World Soccer: Was it a difficult decision to leave Benfica and sign for Chelsea last year?
David Luiz: I was lucky to enjoy four great years in Lisbon, but the chance to come to Chelsea and play in the Premier League was too good an opportunity to refuse. For me, it was another important stage in my career and my life. Life at Benfica was good and I won trophies there, but the call of Chelsea was simply irresistible. I joined Benfica from Vitoria in Brazil, which was a huge upheaval, leaving my home country and moving to a different continent. By comparison, moving from Portugal to join Chelsea in England was easy.
You have been in the Premier League for a year now. What are your impressions of English football?
It is incredibly tough to play in the Premier League. All around the world, modern players are becoming stronger and fitter, but it is even more intense in the Premier League. You have to be much quicker with your feet and your head in England compared to Portugal. But it is not just the physicality, it is also the quality of the players at the top clubs. Which other league can boast players like Fernando Torres, Wayne Rooney, Javier Hernandez and Didier Drogba? There are a lot of excellent guys around.
Both you and Chelsea have received criticism at times this season. How do you deal with such comments?
As a group we know we have to remain united and focused. Of course we are aware of some of what is said, but it is not unusual as a footballer to be criticised. As a team, we know what our targets are and it is our responsibility not to be distracted. Personally, criticism does not affect me because it is inevitable, especially when you are a defender. I do not have any bad feelings towards those who say negative things, I just try to work even harder.
Has the media reaction to Chelsea’s manager, Andre Villas-Boas, affected the squad?

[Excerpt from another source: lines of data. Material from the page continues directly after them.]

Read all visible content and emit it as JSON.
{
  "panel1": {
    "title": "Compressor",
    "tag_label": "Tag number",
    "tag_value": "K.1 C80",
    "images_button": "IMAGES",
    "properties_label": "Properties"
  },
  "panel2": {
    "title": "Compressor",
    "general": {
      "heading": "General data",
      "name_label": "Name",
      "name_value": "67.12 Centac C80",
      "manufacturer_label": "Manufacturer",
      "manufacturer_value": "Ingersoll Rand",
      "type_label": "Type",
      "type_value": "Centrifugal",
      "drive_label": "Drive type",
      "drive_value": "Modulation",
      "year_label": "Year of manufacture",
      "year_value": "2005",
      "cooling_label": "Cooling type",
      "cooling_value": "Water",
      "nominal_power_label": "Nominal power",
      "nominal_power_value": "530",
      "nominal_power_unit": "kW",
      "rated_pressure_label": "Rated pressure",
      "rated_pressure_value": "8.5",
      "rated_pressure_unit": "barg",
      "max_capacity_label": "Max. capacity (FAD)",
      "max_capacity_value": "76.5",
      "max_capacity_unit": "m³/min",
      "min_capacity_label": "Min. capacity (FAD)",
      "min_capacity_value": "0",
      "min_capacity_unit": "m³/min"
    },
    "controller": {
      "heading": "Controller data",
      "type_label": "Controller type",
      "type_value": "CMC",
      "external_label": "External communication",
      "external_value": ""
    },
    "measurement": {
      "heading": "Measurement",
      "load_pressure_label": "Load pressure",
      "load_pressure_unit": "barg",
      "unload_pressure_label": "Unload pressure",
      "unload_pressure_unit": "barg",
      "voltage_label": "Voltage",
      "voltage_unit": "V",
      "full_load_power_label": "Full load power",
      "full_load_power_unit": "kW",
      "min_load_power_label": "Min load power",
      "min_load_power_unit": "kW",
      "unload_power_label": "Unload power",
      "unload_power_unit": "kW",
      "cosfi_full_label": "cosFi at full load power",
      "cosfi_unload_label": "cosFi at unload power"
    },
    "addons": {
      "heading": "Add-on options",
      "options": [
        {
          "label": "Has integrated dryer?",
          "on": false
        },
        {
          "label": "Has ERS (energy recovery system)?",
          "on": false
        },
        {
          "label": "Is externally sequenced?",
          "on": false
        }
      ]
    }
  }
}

It makes no difference to the players because we trust and support the manager. What happens on the pitch, on the training ground and in the dressing room is what really matters and not what people say or write.
You are certainly an adventurous defender. Are you really just a frustrated midfielder?
No, but I understand the question. When I was younger I played in midfield, but I am a defender and I relish my role. It should not be impossible for a defender to make an impact at the other end of the pitch, but, of course, the skill is knowing when to attack and when to defend.
Would you agree that it has been a frustrating season for Chelsea so far?
It is true that we have had some disappointments, but we have also enjoyed some good times. I think we are close to finding the right formula and there will be many big battles to come in the second half of the season, in both the Premier League and the Champions League. Expectations, of course, are very high at Chelsea, but I don’t think we are far away from success. I believe the team is improving.
How do you feel you have adapted to living in London?
I knew London could be a tough place for a Latin player, so I have set up a system where my friends and relatives are always visiting and I get a cook to prepare Brazilian dishes for me at my home. This helps me feel happy and content. It also helps that I love London because it is an incredible city with so many options. You can find any cuisine in the world here, and there are so many theatres and wonderful places to visit. And the way English people react to you is also amazing. For such a big city, it is also very friendly.
Who has been the greatest influence on your career?
I was born with a football by my side. My father, Ladislao, was a professional footballer with Atletico Mineiro and from an early age I was in close contact with
the game. My dad is my hero and he still wants to play and keep himself fit. I also admire him because he sacrificed his career for the good of his family by quitting the game to find a new job when his football career was in trouble.
You have become famous for your hairstyle…
I started to grow my hair when I was playing in Portugal because I was cold in the winter and I wanted to keep my ears warm. Now it just feels normal.
Tell us something about yourself that people might not already know…
I have begun a project to try to reduce my carbon footprint. I hired a company that calculated all my emissions, including car and plane journeys, as well as other energy consumption. I planted several trees in Parana, a state in Brazil, and have already managed to offset my 2011 emissions. I believe the final total was almost 18 tonnes of carbon dioxide.
Interview by Fernando Duarte